[Information supplied Boundary: Start]

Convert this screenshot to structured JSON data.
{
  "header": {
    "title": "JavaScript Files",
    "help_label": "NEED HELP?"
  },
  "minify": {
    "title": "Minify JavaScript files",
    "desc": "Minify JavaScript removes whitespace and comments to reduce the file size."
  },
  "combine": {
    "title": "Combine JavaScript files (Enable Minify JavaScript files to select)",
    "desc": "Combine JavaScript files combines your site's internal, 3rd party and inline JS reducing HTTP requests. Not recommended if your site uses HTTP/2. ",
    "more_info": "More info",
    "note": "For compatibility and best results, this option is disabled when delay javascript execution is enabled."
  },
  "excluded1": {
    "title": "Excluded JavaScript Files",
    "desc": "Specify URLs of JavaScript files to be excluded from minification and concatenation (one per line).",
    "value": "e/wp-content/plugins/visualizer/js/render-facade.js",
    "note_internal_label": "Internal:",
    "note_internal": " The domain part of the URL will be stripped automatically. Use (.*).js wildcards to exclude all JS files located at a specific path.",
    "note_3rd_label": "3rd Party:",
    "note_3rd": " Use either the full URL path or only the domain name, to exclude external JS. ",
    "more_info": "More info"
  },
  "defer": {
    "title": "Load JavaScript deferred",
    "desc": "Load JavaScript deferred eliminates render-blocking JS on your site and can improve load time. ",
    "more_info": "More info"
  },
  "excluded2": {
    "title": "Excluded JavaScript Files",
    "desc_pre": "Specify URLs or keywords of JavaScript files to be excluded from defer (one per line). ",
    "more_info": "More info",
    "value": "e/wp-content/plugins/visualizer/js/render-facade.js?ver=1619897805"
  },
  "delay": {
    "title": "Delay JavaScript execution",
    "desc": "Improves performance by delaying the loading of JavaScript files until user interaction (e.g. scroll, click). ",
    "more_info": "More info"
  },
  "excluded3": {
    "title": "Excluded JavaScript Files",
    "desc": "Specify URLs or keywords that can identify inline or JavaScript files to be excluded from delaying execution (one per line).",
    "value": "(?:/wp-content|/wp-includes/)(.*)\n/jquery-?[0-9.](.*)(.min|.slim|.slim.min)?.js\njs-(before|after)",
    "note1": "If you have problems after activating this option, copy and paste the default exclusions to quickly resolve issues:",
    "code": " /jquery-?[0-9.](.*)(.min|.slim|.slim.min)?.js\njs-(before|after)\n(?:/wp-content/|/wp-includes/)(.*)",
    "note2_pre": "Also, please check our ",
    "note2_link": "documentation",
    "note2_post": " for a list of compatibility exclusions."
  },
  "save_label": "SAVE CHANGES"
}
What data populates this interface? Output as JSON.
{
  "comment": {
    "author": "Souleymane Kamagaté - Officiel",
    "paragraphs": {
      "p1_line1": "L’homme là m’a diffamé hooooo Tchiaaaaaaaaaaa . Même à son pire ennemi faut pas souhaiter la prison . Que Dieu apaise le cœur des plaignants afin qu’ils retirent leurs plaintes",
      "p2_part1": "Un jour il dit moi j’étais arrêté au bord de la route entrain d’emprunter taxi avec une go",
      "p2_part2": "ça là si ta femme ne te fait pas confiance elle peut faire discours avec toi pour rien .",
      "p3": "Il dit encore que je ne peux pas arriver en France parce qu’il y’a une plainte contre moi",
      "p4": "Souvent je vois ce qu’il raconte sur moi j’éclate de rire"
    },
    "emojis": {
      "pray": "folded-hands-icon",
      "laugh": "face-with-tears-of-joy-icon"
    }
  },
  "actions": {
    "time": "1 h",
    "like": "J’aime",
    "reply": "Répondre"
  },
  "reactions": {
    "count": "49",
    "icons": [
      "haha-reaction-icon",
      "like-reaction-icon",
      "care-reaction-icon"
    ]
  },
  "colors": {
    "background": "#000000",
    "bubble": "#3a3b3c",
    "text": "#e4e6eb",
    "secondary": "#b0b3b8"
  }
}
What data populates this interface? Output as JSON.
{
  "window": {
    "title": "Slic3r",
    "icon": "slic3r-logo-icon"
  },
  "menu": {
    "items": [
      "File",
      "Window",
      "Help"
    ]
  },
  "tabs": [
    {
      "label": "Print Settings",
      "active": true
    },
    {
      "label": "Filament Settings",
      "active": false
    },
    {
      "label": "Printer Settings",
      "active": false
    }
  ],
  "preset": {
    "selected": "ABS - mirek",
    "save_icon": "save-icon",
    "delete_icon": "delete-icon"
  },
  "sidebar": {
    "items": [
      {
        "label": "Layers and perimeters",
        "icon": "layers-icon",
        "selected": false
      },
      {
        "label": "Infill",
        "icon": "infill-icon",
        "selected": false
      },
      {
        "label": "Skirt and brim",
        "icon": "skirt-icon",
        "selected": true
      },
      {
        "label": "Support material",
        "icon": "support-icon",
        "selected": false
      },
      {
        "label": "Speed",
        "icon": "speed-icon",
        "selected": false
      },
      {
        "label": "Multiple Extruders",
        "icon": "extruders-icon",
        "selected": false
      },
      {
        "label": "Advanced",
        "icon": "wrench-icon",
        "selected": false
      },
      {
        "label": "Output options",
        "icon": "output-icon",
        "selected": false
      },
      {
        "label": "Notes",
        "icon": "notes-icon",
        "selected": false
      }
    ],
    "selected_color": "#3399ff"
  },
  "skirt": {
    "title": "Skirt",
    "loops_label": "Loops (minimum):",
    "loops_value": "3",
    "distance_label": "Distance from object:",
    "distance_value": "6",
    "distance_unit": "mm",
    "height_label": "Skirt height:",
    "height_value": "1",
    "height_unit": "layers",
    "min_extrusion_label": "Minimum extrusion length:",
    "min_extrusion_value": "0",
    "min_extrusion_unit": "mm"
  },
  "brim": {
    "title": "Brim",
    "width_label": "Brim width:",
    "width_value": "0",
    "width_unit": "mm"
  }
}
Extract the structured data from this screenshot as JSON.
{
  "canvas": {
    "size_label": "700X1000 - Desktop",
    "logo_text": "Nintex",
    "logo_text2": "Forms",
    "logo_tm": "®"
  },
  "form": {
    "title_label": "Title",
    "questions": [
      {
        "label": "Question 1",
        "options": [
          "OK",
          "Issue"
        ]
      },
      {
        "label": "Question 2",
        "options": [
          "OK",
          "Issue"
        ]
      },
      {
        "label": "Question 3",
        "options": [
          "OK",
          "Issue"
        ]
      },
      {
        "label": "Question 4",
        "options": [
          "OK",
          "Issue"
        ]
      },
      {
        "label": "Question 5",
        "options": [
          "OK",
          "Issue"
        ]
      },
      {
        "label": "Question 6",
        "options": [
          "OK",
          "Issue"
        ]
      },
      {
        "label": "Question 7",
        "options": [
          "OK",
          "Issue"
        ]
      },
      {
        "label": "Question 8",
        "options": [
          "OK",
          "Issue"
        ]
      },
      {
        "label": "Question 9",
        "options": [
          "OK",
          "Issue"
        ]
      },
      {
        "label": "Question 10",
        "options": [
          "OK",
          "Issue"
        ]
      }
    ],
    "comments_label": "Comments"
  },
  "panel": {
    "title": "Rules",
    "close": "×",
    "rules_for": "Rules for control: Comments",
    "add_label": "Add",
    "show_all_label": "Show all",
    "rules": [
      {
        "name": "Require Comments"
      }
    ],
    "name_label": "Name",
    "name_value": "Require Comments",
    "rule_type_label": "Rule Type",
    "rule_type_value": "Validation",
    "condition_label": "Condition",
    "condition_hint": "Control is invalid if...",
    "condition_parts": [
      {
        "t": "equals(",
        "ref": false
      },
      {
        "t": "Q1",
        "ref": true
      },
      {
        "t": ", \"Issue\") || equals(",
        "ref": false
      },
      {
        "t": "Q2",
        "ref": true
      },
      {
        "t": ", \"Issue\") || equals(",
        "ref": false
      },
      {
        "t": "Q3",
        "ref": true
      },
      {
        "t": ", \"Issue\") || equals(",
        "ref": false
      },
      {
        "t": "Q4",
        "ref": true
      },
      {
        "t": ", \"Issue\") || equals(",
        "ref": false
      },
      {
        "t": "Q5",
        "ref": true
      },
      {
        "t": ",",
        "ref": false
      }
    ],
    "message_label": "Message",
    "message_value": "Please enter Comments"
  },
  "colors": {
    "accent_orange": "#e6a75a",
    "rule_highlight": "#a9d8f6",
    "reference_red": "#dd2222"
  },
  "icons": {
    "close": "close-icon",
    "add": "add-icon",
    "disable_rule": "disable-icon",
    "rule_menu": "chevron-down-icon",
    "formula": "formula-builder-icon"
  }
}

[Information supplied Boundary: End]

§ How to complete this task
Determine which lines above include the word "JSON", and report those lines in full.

§ Exercise solution
Convert this screenshot to structured JSON data.
What data populates this interface? Output as JSON.
What data populates this interface? Output as JSON.
Extract the structured data from this screenshot as JSON.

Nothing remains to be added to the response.